Information provided Block Start

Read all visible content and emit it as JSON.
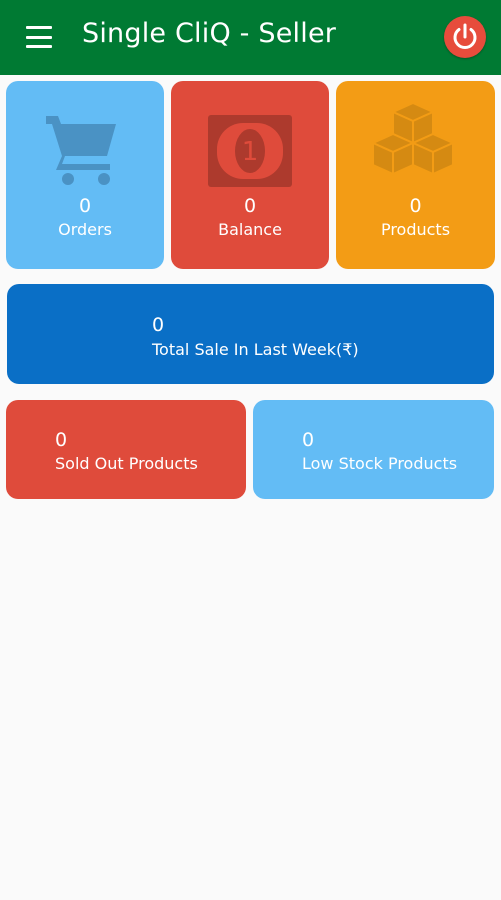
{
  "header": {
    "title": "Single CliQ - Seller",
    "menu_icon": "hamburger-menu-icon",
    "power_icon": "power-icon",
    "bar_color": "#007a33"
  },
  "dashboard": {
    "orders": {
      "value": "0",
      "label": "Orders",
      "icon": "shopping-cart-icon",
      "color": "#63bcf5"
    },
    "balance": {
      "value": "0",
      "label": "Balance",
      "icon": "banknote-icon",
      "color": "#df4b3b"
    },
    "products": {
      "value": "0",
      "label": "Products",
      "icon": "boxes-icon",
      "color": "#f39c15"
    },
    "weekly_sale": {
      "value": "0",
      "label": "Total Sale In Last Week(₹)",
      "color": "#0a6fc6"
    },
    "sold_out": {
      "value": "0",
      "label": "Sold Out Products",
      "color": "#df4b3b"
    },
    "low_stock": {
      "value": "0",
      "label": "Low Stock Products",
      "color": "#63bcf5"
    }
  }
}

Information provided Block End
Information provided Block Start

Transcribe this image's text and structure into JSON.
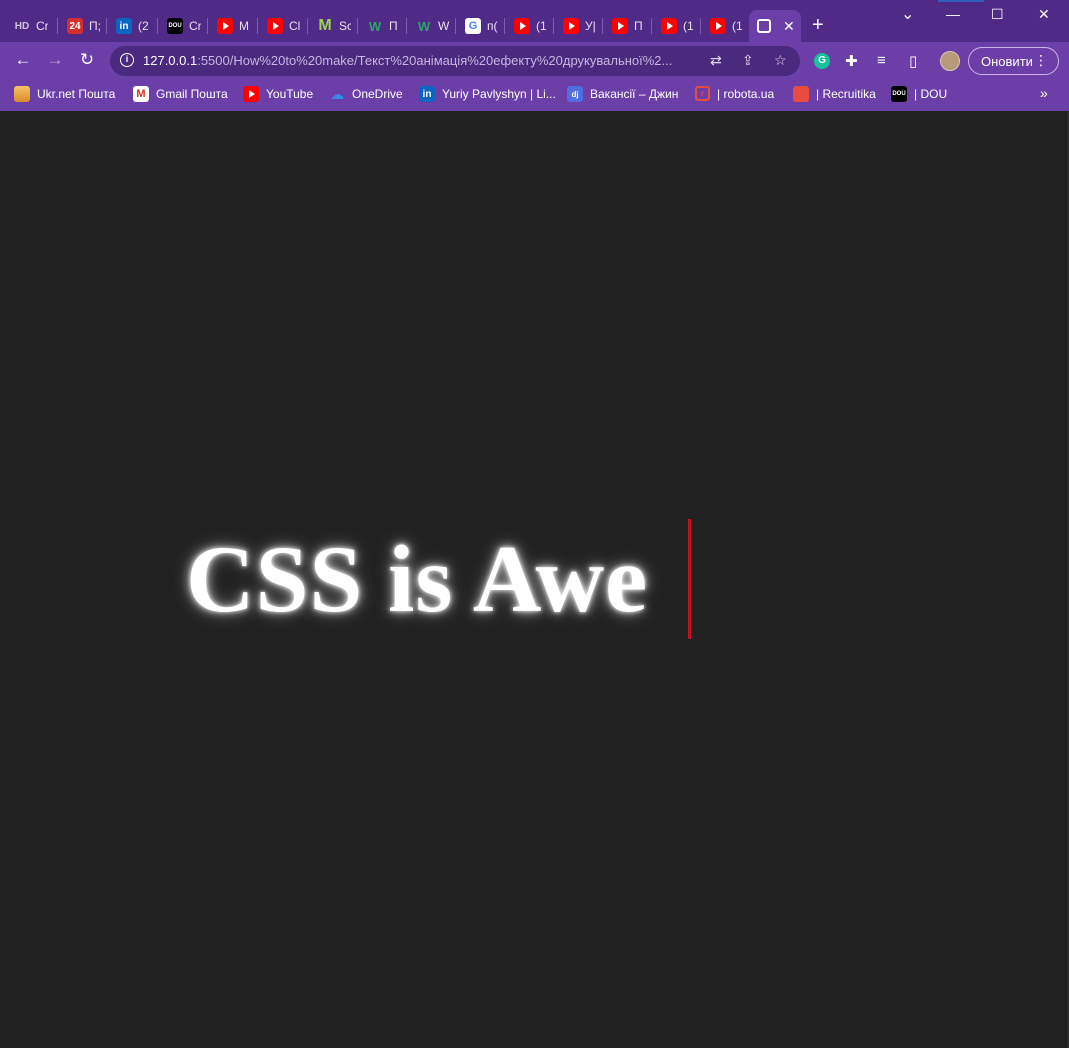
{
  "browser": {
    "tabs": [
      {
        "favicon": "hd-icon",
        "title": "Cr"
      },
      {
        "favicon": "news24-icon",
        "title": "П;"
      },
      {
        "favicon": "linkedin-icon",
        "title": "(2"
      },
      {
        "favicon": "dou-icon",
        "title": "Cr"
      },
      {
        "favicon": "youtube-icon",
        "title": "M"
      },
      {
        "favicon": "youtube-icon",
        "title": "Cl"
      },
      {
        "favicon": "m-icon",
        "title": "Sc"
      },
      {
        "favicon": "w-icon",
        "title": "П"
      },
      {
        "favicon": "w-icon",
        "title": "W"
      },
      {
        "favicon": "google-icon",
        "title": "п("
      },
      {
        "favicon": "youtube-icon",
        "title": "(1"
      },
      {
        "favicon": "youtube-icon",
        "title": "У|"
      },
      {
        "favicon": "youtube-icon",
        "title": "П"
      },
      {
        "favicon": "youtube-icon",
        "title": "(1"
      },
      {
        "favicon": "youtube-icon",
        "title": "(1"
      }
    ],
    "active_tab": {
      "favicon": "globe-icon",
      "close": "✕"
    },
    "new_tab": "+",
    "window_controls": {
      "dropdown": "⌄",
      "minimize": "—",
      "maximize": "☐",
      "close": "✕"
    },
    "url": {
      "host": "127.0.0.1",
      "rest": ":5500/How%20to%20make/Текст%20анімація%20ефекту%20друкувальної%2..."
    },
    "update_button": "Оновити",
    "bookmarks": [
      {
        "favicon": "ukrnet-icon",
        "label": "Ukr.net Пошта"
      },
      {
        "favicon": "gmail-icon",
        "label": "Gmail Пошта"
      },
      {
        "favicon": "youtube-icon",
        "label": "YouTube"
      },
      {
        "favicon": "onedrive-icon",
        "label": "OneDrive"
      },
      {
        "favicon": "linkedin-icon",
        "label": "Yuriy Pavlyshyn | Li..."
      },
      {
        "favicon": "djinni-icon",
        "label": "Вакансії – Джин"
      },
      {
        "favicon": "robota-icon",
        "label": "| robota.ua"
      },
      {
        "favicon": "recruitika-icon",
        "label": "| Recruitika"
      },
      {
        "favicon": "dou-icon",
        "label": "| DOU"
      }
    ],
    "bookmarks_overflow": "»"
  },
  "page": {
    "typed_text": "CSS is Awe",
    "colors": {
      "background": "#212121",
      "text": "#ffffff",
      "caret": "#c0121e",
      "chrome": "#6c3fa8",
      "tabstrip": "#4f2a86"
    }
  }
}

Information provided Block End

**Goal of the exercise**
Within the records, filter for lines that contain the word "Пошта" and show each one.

**Task result**
        "label": "Ukr.net Пошта"
        "label": "Gmail Пошта"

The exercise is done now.